In this instance, the trial court did not recite the words of the statute verbatim. That certainly would have been the better practice, particularly where the legislature has specified the advice to be given. Applying the reasoning of Norman, however, we observe that the trial court specifically referred to the possibility of deportation and exclusion when it said: "If you were required to depart, put it plainly, if you were deported, you could be barred from re-entry at some future date." The remaining issue, then, is whether the trial court put Daramy on notice that her efforts to become naturalized could be thwarted. On that point, the trial court stated, "[the] Immigration and Naturalization Service could review your status to decide whether to allow you to remain in the United States or to return you to your home country."
Under U.S. law, only "aliens" can be deported. See 8 U.S.C. § 1151 (a) (1998). An alien is "any person not a citizen or national of the United States." 8 U.S.C. § 1101 (a)(3) (1998). Naturalization is "the conferring of nationality of a state upon a person after birth, by any means whatsoever." 8 U.S.C. § 1101 (a)(23) (1998).
The trial court warned Daramy that the INS could decide whether to allow her to remain in the U.S. or to return her to Liberia. Only by denying the conferral of United States nationality upon Daramy through naturalization would the INS be in a position to return Daramy to Liberia. As only aliens can be made to leave the United States, the plain import of the trial court's statement is that the INS could choose not to naturalize Daramy. Therefore, while the trial court did not quote the statute verbatim, it did place Daramy on notice that she might be denied naturalization.
Daramy also contends that she was lulled into a false sense of security by the trial court. Specifically, the trial court stated, "Now these are misdemeanors and they may not even bother and they usually focus on more serious crimes and crimes of what they call moral turpitude."
As the trial court acknowledged in denying appellant's motion to withdraw her guilty pleas, its predictions about what the INS would or would not do might "well have been left unsaid." But the trial court did not give Daramy assurances that the INS would not act upon her convictions. Rather, the trial court stated that the INS "may not even bother" (emphasis added). This was not a guarantee of INS inaction.

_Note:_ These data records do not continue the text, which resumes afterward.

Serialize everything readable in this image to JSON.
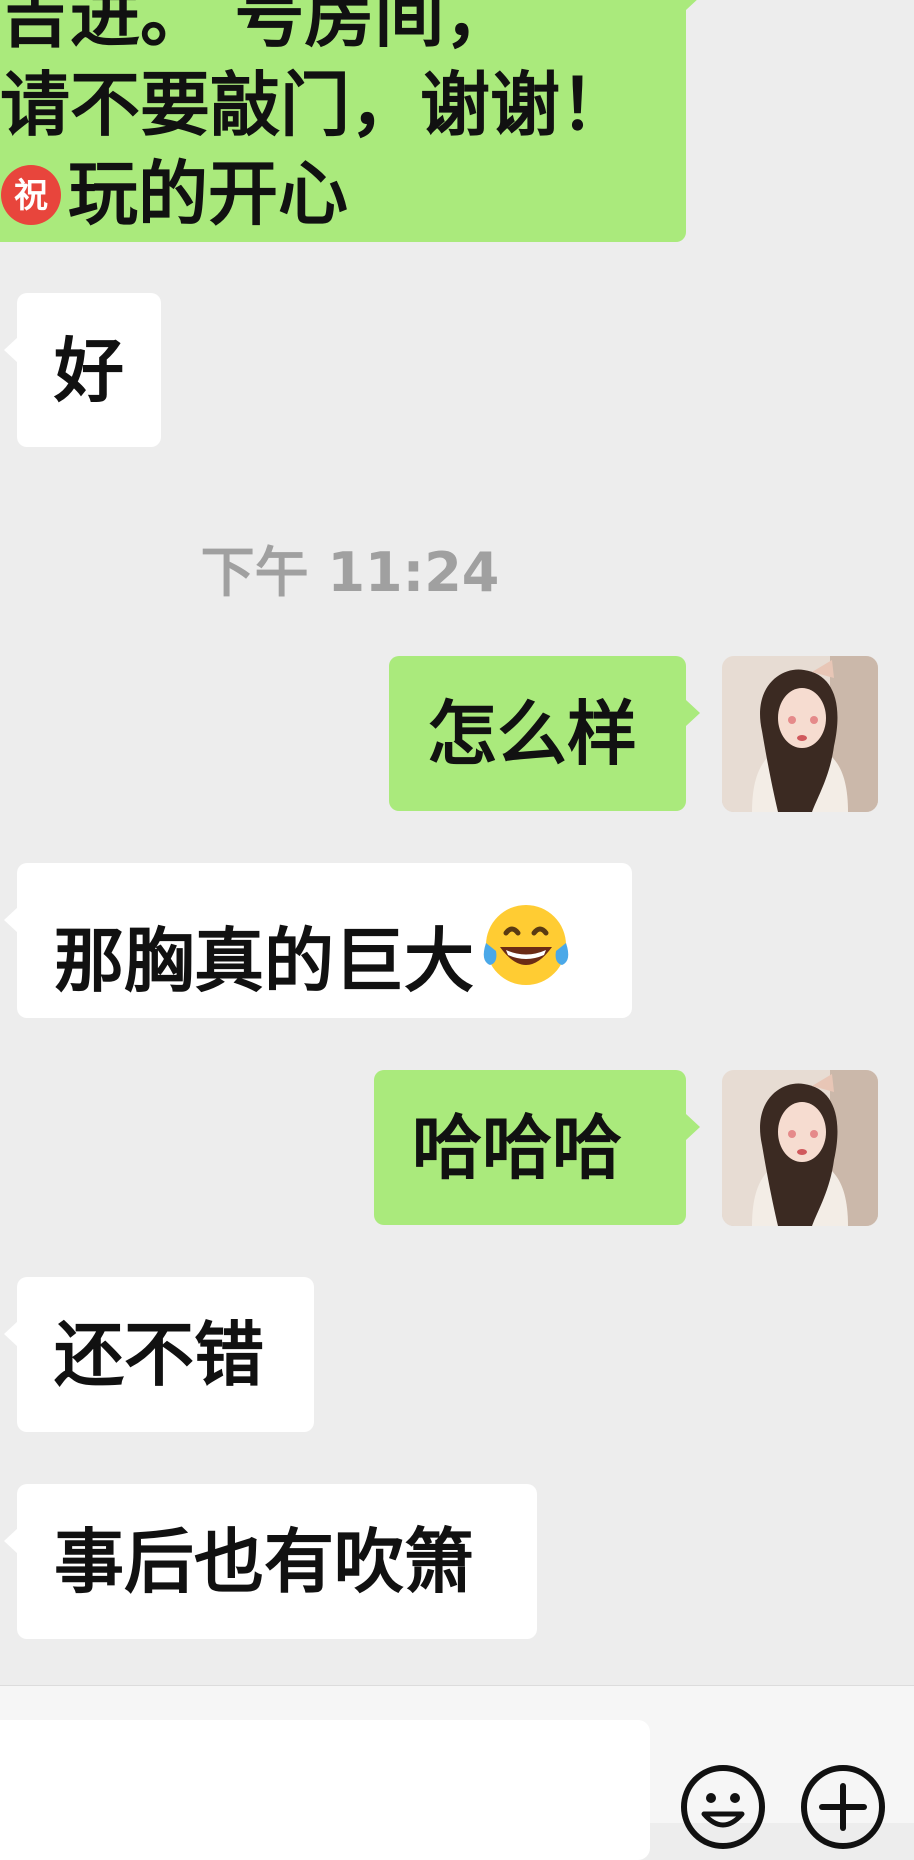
{
  "messages": {
    "top_out": {
      "line1": "吉进。        号房间，",
      "line2": "请不要敲门，谢谢！",
      "line3": "玩的开心",
      "badge_glyph": "祝"
    },
    "m1": "好",
    "time": "下午 11:24",
    "m2": "怎么样",
    "m3": "那胸真的巨大",
    "m4": "哈哈哈",
    "m5": "还不错",
    "m6": "事后也有吹箫"
  },
  "icons": {
    "laugh_emoji": "face-with-tears-of-joy",
    "congrats": "congratulations-circle",
    "emoji_button": "smiley-face-icon",
    "more_button": "plus-circle-icon"
  },
  "colors": {
    "background": "#ededed",
    "outgoing_bubble": "#aaea7c",
    "incoming_bubble": "#ffffff",
    "timestamp": "#a0a0a0"
  }
}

Indeed, the trial court warned, "Immigration has complete discretion --I have no control over whether they do or they don't, to review your status and decide whether you should stay in the United States or not" (emphasis added). Thus, the trial court made it clear that this was an issue for the INS, within the discretion of the INS, and over which the trial court had no influence. Therefore, the court's remarks taken as a whole would not have lulled a reasonable person into a false sense of security. They neither negated the advice of possible consequences that the trial court had duly given, nor diluted them to a degree that made them ineffective. Finding no error, we direct that the order on appeal be